(Beginning of RECORD SET)

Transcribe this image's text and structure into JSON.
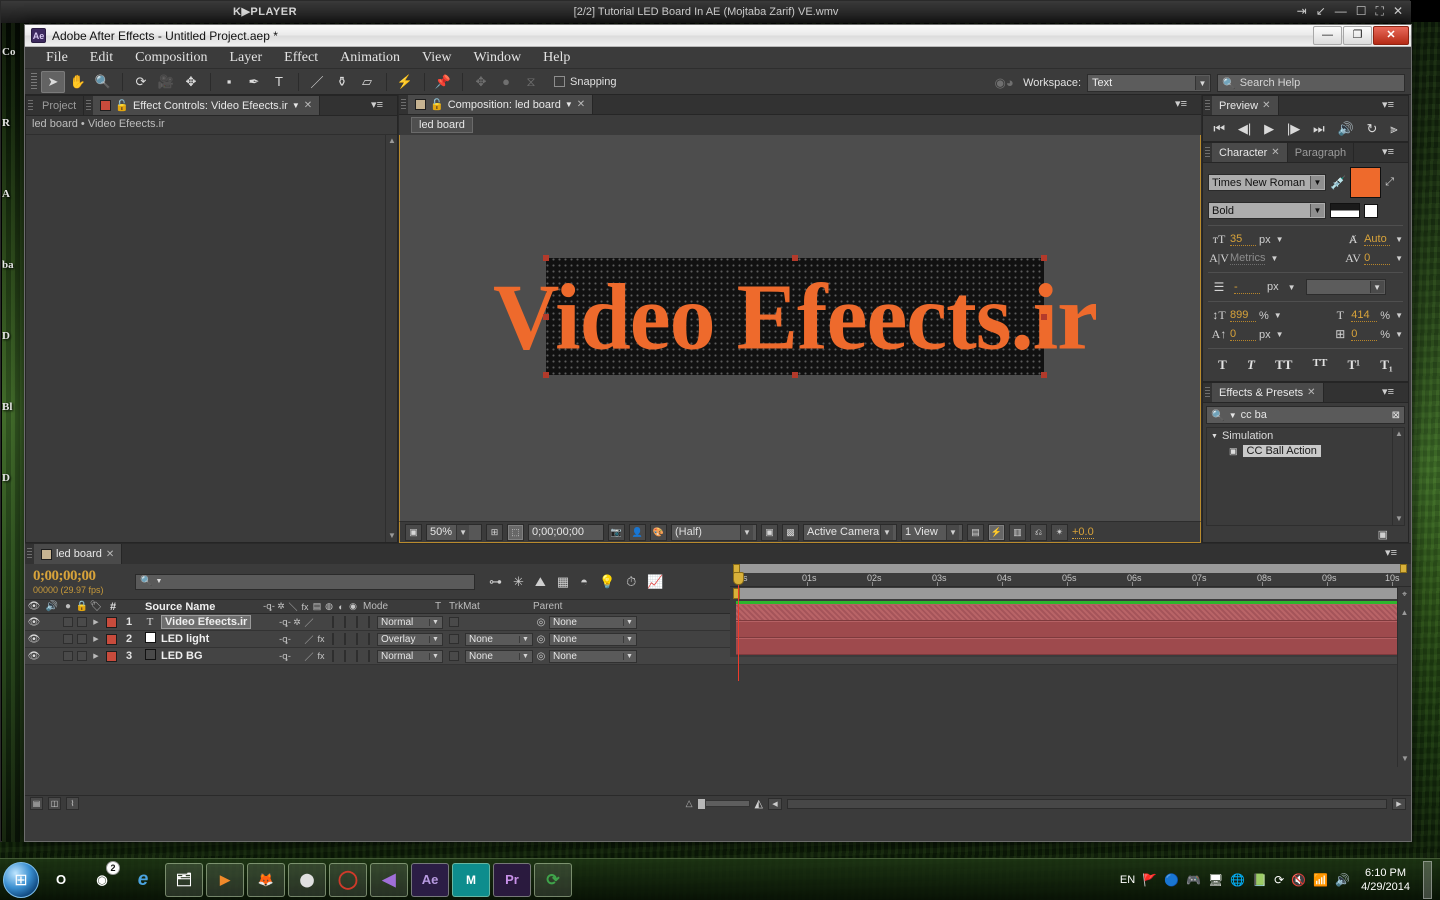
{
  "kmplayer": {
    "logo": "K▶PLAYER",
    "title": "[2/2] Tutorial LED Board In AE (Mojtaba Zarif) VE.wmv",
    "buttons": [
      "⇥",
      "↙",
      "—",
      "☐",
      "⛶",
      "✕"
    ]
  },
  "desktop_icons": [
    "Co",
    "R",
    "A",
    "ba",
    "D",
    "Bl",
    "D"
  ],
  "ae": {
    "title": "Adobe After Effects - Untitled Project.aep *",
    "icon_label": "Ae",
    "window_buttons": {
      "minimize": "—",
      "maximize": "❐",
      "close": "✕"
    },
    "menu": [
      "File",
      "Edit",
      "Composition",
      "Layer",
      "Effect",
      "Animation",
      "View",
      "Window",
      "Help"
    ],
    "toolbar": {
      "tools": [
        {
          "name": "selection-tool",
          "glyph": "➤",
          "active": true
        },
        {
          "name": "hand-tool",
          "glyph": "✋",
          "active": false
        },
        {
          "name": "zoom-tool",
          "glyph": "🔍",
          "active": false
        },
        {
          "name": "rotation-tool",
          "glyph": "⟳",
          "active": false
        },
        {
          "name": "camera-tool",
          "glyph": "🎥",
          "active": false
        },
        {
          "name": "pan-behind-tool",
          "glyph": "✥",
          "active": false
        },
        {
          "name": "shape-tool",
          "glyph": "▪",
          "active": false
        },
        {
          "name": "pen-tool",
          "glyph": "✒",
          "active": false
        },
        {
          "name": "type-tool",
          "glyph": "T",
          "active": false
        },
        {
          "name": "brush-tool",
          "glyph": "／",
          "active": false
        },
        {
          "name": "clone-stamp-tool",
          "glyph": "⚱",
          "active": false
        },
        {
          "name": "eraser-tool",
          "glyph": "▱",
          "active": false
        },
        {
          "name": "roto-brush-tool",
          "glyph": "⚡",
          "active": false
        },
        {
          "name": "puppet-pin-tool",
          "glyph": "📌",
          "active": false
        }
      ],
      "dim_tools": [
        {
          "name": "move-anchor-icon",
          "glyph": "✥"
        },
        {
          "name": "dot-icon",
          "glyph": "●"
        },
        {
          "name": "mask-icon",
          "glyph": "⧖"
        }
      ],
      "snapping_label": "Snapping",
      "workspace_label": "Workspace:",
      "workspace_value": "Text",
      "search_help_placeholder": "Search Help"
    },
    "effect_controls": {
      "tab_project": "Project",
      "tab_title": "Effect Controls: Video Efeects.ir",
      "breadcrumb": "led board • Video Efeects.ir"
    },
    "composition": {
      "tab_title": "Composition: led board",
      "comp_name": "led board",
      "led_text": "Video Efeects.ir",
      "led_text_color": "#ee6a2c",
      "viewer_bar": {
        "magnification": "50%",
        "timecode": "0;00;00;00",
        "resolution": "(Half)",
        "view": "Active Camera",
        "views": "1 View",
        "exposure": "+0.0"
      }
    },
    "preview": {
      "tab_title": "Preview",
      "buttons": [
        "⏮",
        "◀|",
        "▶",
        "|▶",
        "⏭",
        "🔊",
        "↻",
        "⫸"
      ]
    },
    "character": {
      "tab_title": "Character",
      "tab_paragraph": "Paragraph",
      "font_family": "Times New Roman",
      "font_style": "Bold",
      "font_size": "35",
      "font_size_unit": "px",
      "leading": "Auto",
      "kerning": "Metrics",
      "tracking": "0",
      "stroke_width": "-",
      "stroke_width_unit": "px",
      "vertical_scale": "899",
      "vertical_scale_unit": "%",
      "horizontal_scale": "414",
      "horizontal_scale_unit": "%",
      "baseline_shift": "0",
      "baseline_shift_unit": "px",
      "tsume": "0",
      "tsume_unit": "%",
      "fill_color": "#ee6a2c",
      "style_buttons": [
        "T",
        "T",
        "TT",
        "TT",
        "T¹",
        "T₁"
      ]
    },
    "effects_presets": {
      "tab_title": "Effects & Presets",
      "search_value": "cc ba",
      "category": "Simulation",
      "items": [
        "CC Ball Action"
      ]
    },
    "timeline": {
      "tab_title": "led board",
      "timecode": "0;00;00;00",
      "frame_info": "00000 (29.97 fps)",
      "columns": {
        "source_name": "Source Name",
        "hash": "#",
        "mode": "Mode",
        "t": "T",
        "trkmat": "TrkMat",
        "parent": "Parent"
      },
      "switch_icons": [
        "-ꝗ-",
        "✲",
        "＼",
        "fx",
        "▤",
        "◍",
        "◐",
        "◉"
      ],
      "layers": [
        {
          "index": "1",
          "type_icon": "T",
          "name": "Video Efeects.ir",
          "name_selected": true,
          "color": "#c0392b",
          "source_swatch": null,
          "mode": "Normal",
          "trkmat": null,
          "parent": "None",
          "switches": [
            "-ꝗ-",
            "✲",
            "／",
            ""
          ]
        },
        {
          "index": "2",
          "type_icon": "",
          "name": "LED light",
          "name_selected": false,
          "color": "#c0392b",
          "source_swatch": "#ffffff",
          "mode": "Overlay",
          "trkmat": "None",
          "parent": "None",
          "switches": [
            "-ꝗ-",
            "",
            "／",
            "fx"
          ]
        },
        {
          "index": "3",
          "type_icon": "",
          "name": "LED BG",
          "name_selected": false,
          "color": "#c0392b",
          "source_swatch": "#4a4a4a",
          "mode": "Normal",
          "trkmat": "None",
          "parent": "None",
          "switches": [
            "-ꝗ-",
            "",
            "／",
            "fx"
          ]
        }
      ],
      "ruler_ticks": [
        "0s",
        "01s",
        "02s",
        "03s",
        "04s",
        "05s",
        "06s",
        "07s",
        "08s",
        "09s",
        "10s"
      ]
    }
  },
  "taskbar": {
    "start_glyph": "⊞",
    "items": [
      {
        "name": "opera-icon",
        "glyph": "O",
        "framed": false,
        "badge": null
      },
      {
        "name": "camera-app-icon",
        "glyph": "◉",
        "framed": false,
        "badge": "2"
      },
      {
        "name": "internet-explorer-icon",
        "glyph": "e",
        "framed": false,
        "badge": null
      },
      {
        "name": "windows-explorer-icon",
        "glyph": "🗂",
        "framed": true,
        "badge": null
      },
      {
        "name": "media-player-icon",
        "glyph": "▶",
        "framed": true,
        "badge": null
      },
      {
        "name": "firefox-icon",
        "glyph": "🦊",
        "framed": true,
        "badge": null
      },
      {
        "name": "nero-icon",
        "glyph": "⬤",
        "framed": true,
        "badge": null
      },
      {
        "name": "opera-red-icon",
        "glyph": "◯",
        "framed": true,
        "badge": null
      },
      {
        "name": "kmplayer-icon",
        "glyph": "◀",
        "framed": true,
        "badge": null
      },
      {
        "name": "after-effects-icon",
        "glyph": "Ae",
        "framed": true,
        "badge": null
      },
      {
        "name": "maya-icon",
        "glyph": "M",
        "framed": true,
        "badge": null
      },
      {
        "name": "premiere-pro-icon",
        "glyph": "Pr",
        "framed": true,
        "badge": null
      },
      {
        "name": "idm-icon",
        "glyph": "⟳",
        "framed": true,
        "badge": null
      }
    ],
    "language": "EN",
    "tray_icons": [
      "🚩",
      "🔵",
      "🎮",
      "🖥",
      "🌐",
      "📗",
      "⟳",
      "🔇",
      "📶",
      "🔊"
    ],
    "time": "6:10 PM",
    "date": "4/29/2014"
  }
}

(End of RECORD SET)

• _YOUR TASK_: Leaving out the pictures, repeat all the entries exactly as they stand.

• _ANSWER_:
Transcribe this image's text and structure into JSON.
{
  "kmplayer": {
    "logo": "K▶PLAYER",
    "title": "[2/2] Tutorial LED Board In AE (Mojtaba Zarif) VE.wmv",
    "buttons": [
      "⇥",
      "↙",
      "—",
      "☐",
      "⛶",
      "✕"
    ]
  },
  "desktop_icons": [
    "Co",
    "R",
    "A",
    "ba",
    "D",
    "Bl",
    "D"
  ],
  "ae": {
    "title": "Adobe After Effects - Untitled Project.aep *",
    "icon_label": "Ae",
    "window_buttons": {
      "minimize": "—",
      "maximize": "❐",
      "close": "✕"
    },
    "menu": [
      "File",
      "Edit",
      "Composition",
      "Layer",
      "Effect",
      "Animation",
      "View",
      "Window",
      "Help"
    ],
    "toolbar": {
      "tools": [
        {
          "name": "selection-tool",
          "glyph": "➤",
          "active": true
        },
        {
          "name": "hand-tool",
          "glyph": "✋",
          "active": false
        },
        {
          "name": "zoom-tool",
          "glyph": "🔍",
          "active": false
        },
        {
          "name": "rotation-tool",
          "glyph": "⟳",
          "active": false
        },
        {
          "name": "camera-tool",
          "glyph": "🎥",
          "active": false
        },
        {
          "name": "pan-behind-tool",
          "glyph": "✥",
          "active": false
        },
        {
          "name": "shape-tool",
          "glyph": "▪",
          "active": false
        },
        {
          "name": "pen-tool",
          "glyph": "✒",
          "active": false
        },
        {
          "name": "type-tool",
          "glyph": "T",
          "active": false
        },
        {
          "name": "brush-tool",
          "glyph": "／",
          "active": false
        },
        {
          "name": "clone-stamp-tool",
          "glyph": "⚱",
          "active": false
        },
        {
          "name": "eraser-tool",
          "glyph": "▱",
          "active": false
        },
        {
          "name": "roto-brush-tool",
          "glyph": "⚡",
          "active": false
        },
        {
          "name": "puppet-pin-tool",
          "glyph": "📌",
          "active": false
        }
      ],
      "dim_tools": [
        {
          "name": "move-anchor-icon",
          "glyph": "✥"
        },
        {
          "name": "dot-icon",
          "glyph": "●"
        },
        {
          "name": "mask-icon",
          "glyph": "⧖"
        }
      ],
      "snapping_label": "Snapping",
      "workspace_label": "Workspace:",
      "workspace_value": "Text",
      "search_help_placeholder": "Search Help"
    },
    "effect_controls": {
      "tab_project": "Project",
      "tab_title": "Effect Controls: Video Efeects.ir",
      "breadcrumb": "led board • Video Efeects.ir"
    },
    "composition": {
      "tab_title": "Composition: led board",
      "comp_name": "led board",
      "led_text": "Video Efeects.ir",
      "led_text_color": "#ee6a2c",
      "viewer_bar": {
        "magnification": "50%",
        "timecode": "0;00;00;00",
        "resolution": "(Half)",
        "view": "Active Camera",
        "views": "1 View",
        "exposure": "+0.0"
      }
    },
    "preview": {
      "tab_title": "Preview",
      "buttons": [
        "⏮",
        "◀|",
        "▶",
        "|▶",
        "⏭",
        "🔊",
        "↻",
        "⫸"
      ]
    },
    "character": {
      "tab_title": "Character",
      "tab_paragraph": "Paragraph",
      "font_family": "Times New Roman",
      "font_style": "Bold",
      "font_size": "35",
      "font_size_unit": "px",
      "leading": "Auto",
      "kerning": "Metrics",
      "tracking": "0",
      "stroke_width": "-",
      "stroke_width_unit": "px",
      "vertical_scale": "899",
      "vertical_scale_unit": "%",
      "horizontal_scale": "414",
      "horizontal_scale_unit": "%",
      "baseline_shift": "0",
      "baseline_shift_unit": "px",
      "tsume": "0",
      "tsume_unit": "%",
      "fill_color": "#ee6a2c",
      "style_buttons": [
        "T",
        "T",
        "TT",
        "TT",
        "T¹",
        "T₁"
      ]
    },
    "effects_presets": {
      "tab_title": "Effects & Presets",
      "search_value": "cc ba",
      "category": "Simulation",
      "items": [
        "CC Ball Action"
      ]
    },
    "timeline": {
      "tab_title": "led board",
      "timecode": "0;00;00;00",
      "frame_info": "00000 (29.97 fps)",
      "columns": {
        "source_name": "Source Name",
        "hash": "#",
        "mode": "Mode",
        "t": "T",
        "trkmat": "TrkMat",
        "parent": "Parent"
      },
      "switch_icons": [
        "-ꝗ-",
        "✲",
        "＼",
        "fx",
        "▤",
        "◍",
        "◐",
        "◉"
      ],
      "layers": [
        {
          "index": "1",
          "type_icon": "T",
          "name": "Video Efeects.ir",
          "name_selected": true,
          "color": "#c0392b",
          "source_swatch": null,
          "mode": "Normal",
          "trkmat": null,
          "parent": "None",
          "switches": [
            "-ꝗ-",
            "✲",
            "／",
            ""
          ]
        },
        {
          "index": "2",
          "type_icon": "",
          "name": "LED light",
          "name_selected": false,
          "color": "#c0392b",
          "source_swatch": "#ffffff",
          "mode": "Overlay",
          "trkmat": "None",
          "parent": "None",
          "switches": [
            "-ꝗ-",
            "",
            "／",
            "fx"
          ]
        },
        {
          "index": "3",
          "type_icon": "",
          "name": "LED BG",
          "name_selected": false,
          "color": "#c0392b",
          "source_swatch": "#4a4a4a",
          "mode": "Normal",
          "trkmat": "None",
          "parent": "None",
          "switches": [
            "-ꝗ-",
            "",
            "／",
            "fx"
          ]
        }
      ],
      "ruler_ticks": [
        "0s",
        "01s",
        "02s",
        "03s",
        "04s",
        "05s",
        "06s",
        "07s",
        "08s",
        "09s",
        "10s"
      ]
    }
  },
  "taskbar": {
    "start_glyph": "⊞",
    "items": [
      {
        "name": "opera-icon",
        "glyph": "O",
        "framed": false,
        "badge": null
      },
      {
        "name": "camera-app-icon",
        "glyph": "◉",
        "framed": false,
        "badge": "2"
      },
      {
        "name": "internet-explorer-icon",
        "glyph": "e",
        "framed": false,
        "badge": null
      },
      {
        "name": "windows-explorer-icon",
        "glyph": "🗂",
        "framed": true,
        "badge": null
      },
      {
        "name": "media-player-icon",
        "glyph": "▶",
        "framed": true,
        "badge": null
      },
      {
        "name": "firefox-icon",
        "glyph": "🦊",
        "framed": true,
        "badge": null
      },
      {
        "name": "nero-icon",
        "glyph": "⬤",
        "framed": true,
        "badge": null
      },
      {
        "name": "opera-red-icon",
        "glyph": "◯",
        "framed": true,
        "badge": null
      },
      {
        "name": "kmplayer-icon",
        "glyph": "◀",
        "framed": true,
        "badge": null
      },
      {
        "name": "after-effects-icon",
        "glyph": "Ae",
        "framed": true,
        "badge": null
      },
      {
        "name": "maya-icon",
        "glyph": "M",
        "framed": true,
        "badge": null
      },
      {
        "name": "premiere-pro-icon",
        "glyph": "Pr",
        "framed": true,
        "badge": null
      },
      {
        "name": "idm-icon",
        "glyph": "⟳",
        "framed": true,
        "badge": null
      }
    ],
    "language": "EN",
    "tray_icons": [
      "🚩",
      "🔵",
      "🎮",
      "🖥",
      "🌐",
      "📗",
      "⟳",
      "🔇",
      "📶",
      "🔊"
    ],
    "time": "6:10 PM",
    "date": "4/29/2014"
  }
}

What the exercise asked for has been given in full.